They didn’t understand the urgency. The Meretz election will be held in two months. Buskila could have at least convened a meeting before leaving, and bowed out in an orderly, polite and respectable manner. They inferred that the Peace Now position had only been a springboard to the Knesset for him. The moment he saw himself in reach of the next rung of the ladder, nothing below interested him any longer. There are people like that. The Peace Now directors have not come out against him; they are respectable folks. They don’t want it to look as if they are interfering in the Meretz primary.
I asked Buskila for his response to the complaints. He wasn’t surprised, he was familiar with them. He even mentioned the name of one of the directors and accused him of leaking the story to me. He was wrong. In our conversation, which he termed “off the record,” Buskila elaborated on his approach, amid much boasting concerning his performance in the organization.
I asked him why he didn’t want to be quoted. He replied that he had no wish to get into a war. I wondered whether he thinks he has the necessary qualifications to head a party, in the absence of any political and parliamentary experience. He claimed to have many qualifications, including from his army service. I asked him to formulate a reaction and comment on his colleagues’ allegations, which I read out to him.
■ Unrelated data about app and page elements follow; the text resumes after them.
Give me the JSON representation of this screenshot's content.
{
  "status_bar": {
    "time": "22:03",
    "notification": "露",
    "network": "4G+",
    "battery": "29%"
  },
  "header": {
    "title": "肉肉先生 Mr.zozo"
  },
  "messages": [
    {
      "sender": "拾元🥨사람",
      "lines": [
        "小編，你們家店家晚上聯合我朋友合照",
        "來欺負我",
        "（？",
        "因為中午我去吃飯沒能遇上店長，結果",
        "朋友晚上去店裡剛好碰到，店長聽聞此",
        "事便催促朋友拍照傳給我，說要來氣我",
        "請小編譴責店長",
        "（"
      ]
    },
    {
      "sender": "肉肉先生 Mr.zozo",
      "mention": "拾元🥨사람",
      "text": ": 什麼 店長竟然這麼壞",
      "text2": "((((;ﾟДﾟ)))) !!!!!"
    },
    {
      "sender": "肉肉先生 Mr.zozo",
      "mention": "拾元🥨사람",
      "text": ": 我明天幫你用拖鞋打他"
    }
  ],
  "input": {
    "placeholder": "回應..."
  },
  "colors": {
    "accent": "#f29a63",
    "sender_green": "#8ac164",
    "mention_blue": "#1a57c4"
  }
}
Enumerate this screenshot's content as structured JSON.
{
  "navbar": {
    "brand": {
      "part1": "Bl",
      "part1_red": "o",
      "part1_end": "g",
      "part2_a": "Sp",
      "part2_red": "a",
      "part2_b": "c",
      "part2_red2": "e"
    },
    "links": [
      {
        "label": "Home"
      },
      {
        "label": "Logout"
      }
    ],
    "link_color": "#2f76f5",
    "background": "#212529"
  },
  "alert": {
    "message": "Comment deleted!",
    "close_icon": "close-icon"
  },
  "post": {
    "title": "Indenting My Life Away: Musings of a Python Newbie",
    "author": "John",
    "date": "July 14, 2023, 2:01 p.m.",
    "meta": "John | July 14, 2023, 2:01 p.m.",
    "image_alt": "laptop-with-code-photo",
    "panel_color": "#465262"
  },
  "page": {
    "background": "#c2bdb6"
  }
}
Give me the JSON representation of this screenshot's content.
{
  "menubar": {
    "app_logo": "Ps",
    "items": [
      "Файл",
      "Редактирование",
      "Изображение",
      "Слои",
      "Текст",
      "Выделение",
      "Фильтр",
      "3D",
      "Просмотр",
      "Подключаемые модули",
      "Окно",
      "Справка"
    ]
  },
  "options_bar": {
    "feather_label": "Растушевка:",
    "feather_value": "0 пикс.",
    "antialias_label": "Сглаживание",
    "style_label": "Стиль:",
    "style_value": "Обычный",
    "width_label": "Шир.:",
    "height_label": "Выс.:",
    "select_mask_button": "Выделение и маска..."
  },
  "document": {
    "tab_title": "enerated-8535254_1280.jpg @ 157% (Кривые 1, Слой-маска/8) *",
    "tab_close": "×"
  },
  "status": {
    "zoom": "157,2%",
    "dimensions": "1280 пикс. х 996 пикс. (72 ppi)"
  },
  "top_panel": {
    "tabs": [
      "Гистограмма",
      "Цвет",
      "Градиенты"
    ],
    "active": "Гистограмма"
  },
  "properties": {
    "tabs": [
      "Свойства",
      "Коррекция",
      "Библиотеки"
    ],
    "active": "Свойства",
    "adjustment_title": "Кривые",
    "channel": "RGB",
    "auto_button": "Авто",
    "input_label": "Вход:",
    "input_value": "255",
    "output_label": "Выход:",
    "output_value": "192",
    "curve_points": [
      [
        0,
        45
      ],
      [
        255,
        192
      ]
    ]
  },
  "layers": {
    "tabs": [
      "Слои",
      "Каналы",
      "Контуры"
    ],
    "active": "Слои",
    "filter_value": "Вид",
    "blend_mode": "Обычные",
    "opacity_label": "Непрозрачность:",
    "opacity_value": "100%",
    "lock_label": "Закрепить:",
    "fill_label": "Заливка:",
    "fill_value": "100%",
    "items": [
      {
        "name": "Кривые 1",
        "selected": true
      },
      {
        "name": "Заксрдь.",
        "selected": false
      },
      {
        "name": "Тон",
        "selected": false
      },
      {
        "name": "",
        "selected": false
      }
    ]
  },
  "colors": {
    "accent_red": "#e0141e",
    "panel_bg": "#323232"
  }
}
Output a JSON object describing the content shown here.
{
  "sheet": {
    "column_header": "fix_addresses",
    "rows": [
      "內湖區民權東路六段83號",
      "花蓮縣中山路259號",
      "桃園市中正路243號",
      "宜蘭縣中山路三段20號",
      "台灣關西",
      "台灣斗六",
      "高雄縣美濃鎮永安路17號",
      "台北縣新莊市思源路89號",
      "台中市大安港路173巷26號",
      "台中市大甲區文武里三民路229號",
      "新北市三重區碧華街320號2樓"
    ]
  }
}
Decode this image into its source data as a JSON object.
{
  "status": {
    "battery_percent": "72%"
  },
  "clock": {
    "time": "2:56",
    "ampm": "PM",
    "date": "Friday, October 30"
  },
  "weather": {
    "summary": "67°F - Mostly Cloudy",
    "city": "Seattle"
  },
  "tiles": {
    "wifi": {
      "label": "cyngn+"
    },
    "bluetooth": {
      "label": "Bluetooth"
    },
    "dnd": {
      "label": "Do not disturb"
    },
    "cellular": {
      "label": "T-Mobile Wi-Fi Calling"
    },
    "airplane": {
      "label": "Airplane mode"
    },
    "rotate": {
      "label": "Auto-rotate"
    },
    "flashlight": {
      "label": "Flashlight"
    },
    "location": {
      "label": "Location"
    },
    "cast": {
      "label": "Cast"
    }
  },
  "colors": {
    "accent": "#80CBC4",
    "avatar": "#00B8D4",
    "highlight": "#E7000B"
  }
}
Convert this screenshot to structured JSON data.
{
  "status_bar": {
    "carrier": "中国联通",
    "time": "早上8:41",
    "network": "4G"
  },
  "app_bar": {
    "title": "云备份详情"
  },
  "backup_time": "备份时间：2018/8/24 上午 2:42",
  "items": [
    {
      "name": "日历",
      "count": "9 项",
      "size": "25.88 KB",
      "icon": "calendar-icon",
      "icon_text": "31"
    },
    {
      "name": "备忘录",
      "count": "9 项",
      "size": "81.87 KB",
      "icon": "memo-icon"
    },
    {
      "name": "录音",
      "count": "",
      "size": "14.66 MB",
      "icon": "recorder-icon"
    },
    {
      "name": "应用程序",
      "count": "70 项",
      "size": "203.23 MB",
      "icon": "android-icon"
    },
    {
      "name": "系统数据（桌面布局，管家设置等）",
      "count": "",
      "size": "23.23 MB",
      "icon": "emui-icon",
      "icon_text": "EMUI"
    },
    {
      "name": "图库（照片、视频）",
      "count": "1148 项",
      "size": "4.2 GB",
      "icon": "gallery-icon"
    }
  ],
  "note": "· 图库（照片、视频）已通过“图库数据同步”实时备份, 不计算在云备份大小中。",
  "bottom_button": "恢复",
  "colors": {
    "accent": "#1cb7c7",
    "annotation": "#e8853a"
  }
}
“I will not formulate any reaction,” he said in a threatening tone of voice, “but if that makes it into a column, I will react.”
Okay, our breath is bated.